(DATA TO USE)

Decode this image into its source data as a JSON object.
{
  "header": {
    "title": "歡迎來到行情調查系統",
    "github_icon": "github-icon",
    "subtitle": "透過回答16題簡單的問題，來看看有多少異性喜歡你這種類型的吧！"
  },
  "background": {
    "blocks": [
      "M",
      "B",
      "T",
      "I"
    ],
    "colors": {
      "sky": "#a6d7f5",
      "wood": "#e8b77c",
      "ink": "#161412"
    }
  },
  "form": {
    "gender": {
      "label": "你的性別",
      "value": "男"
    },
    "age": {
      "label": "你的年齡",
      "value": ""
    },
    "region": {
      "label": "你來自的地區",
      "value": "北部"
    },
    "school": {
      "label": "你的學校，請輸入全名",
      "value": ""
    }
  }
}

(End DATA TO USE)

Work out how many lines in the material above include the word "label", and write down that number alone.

*EXERCISE RESPONSE:* 4